Filter the material below so that only lines containing "grocery" remain.
━━━━━━━━━━━━━━━━
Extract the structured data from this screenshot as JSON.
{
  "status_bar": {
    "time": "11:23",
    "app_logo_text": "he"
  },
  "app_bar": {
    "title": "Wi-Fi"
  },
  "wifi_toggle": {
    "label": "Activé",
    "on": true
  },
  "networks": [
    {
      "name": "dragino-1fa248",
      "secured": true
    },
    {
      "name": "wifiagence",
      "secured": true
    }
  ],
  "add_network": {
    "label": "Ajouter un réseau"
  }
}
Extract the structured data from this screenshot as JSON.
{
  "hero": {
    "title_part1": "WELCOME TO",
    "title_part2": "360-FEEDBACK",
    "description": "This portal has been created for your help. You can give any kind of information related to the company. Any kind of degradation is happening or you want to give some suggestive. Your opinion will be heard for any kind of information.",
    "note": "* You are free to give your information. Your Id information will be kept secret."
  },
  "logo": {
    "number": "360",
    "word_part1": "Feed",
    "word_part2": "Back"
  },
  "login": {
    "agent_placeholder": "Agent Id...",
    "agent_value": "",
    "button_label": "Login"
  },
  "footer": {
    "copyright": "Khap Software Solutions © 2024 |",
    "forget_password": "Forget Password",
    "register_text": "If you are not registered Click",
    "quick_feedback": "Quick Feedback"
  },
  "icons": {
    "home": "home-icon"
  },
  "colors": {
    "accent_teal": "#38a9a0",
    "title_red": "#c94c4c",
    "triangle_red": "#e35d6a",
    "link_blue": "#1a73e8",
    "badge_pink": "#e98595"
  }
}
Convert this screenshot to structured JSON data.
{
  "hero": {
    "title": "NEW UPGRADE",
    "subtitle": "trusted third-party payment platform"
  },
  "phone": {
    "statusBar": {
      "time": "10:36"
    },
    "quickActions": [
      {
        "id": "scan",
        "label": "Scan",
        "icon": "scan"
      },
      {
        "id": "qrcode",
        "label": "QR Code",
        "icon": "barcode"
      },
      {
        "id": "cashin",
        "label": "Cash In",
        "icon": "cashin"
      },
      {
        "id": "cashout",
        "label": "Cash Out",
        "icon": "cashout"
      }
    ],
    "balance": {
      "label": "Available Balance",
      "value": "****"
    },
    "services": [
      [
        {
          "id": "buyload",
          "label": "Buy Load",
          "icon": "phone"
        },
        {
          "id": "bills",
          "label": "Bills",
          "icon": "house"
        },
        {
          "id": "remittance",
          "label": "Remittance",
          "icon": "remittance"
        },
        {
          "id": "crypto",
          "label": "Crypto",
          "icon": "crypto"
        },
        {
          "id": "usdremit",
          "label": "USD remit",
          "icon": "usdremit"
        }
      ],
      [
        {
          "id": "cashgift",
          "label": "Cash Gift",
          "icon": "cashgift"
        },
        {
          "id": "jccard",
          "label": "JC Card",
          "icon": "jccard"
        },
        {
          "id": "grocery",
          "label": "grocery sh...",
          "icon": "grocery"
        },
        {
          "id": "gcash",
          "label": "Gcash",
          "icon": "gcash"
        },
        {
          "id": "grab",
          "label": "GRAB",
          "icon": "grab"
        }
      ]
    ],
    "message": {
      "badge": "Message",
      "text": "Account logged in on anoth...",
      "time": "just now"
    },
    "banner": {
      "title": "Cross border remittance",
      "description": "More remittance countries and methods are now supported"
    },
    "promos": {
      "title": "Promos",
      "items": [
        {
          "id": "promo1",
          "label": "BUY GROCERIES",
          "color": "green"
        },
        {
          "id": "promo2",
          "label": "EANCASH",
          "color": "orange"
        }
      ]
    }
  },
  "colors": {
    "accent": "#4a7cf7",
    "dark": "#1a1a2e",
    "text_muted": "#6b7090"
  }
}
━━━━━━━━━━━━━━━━
» Result of the task
          "id": "grocery",
          "label": "grocery sh...",
          "icon": "grocery"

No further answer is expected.